Composers Allan Feliciano and Top Suzara (also the former vocalist of Filipino 90s band Freestyle) composed a three-minute song titled Tunog ng Progreso for NEDA.
What’s different about how the song was created is that its notes were actually derived from the data points of the country’s annual GDP growth from the 1980s. “We realized the GDP was always showing numbers between 0 to 8. Then we realized, ‘Hey, we can use those data points as notes,’” said Feliciano.
They turned the numbers into the notes of a scale, converting all one’s into “Do”, two’s into “Re”, three’s into “Mi”, and so on. These served as the entire song’s basslines.
The intro’s bassline contains GDP of the years 1983 to 1986, which shows an up, down and up again pattern. During these years, the country’s economic growth dropped during the last two years of former President Ferdinand Marcos, then got back up again in 1986.
The song’s verses are composed of the years 1987 to 1996, while the pre-chorus represents the country’s relatively steady economic growth in 2007 to 2016. The chorus shows rising successions, with notes representing the years from 1983 to 2016.

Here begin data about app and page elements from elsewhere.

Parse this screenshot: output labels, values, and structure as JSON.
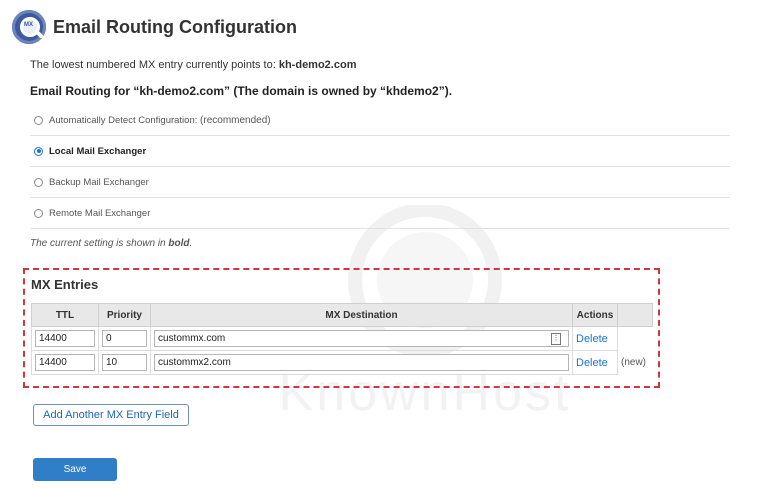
{
  "header": {
    "title": "Email Routing Configuration",
    "icon": "email-routing-icon",
    "icon_text": "MX"
  },
  "pointer": {
    "prefix": "The lowest numbered MX entry currently points to:",
    "domain": "kh-demo2.com"
  },
  "routing_heading": "Email Routing for “kh-demo2.com” (The domain is owned by “khdemo2”).",
  "options": [
    {
      "label": "Automatically Detect Configuration",
      "suffix": "(recommended)",
      "checked": false
    },
    {
      "label": "Local Mail Exchanger",
      "checked": true
    },
    {
      "label": "Backup Mail Exchanger",
      "checked": false
    },
    {
      "label": "Remote Mail Exchanger",
      "checked": false
    }
  ],
  "current_note": {
    "prefix": "The current setting is shown in",
    "bold_word": "bold",
    "suffix": "."
  },
  "mx": {
    "heading": "MX Entries",
    "columns": [
      "TTL",
      "Priority",
      "MX Destination",
      "Actions"
    ],
    "rows": [
      {
        "ttl": "14400",
        "priority": "0",
        "destination": "custommx.com",
        "action": "Delete",
        "tag": ""
      },
      {
        "ttl": "14400",
        "priority": "10",
        "destination": "custommx2.com",
        "action": "Delete",
        "tag": "(new)"
      }
    ]
  },
  "buttons": {
    "add": "Add Another MX Entry Field",
    "save": "Save"
  },
  "colors": {
    "accent": "#1b75d0",
    "highlight_border": "#d1353f",
    "save_bg": "#2f7ec7"
  }
}
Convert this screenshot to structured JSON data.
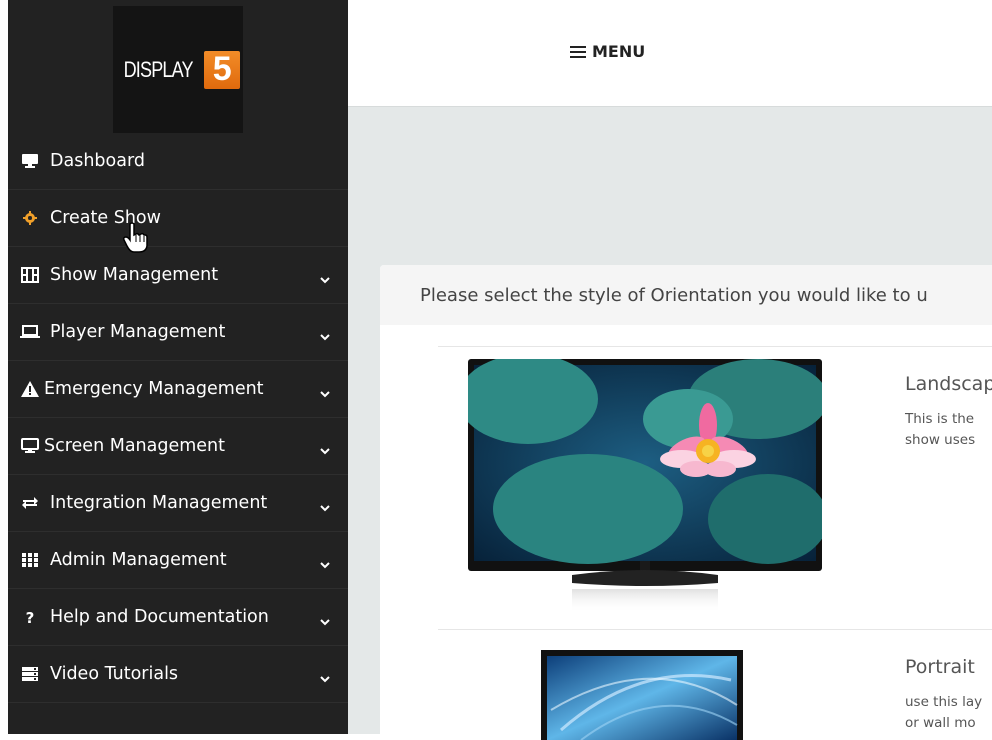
{
  "brand": {
    "logo_text": "DISPLAY",
    "logo_number": "5",
    "accent": "#ee7d1e"
  },
  "header": {
    "menu_label": "MENU",
    "menu_icon": "hamburger-icon"
  },
  "sidebar": {
    "items": [
      {
        "label": "Dashboard",
        "icon": "monitor-icon",
        "has_chevron": false
      },
      {
        "label": "Create Show",
        "icon": "gear-icon",
        "icon_color": "#f0a02a",
        "has_chevron": false
      },
      {
        "label": "Show Management",
        "icon": "film-icon",
        "has_chevron": true
      },
      {
        "label": "Player Management",
        "icon": "laptop-icon",
        "has_chevron": true
      },
      {
        "label": "Emergency Management",
        "icon": "warning-icon",
        "has_chevron": true
      },
      {
        "label": "Screen Management",
        "icon": "monitor-icon",
        "has_chevron": true
      },
      {
        "label": "Integration Management",
        "icon": "exchange-icon",
        "has_chevron": true
      },
      {
        "label": "Admin Management",
        "icon": "grid-icon",
        "has_chevron": true
      },
      {
        "label": "Help and Documentation",
        "icon": "question-icon",
        "has_chevron": true
      },
      {
        "label": "Video Tutorials",
        "icon": "server-icon",
        "has_chevron": true
      }
    ]
  },
  "main": {
    "prompt": "Please select the style of Orientation you would like to u",
    "options": [
      {
        "title": "Landscap",
        "desc_line1": "This is the",
        "desc_line2": "show uses"
      },
      {
        "title": "Portrait",
        "desc_line1": "use this lay",
        "desc_line2": "or wall mo"
      }
    ]
  }
}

RnB and HipHop OPM artist Thyro performed the song. Tunog ng Progreso serves as the agency’s official anthem to promote the country’s economic growth narrative.
“As economic manager, NEDA’s work tends to be highly technical. Most of the time it’s all about numbers and statistics. But how will we help people understand it?” explained Nerrisa Esguerra, director of NEDA’s Development Information Staff. She added the project is part of NEDA’s Philippine Development Plan.
Watch the video above to hear the full song.
Pauline Macaraeg is Entrepreneur PH's data journalist. Follow her on Twitter @paulinemacaraeg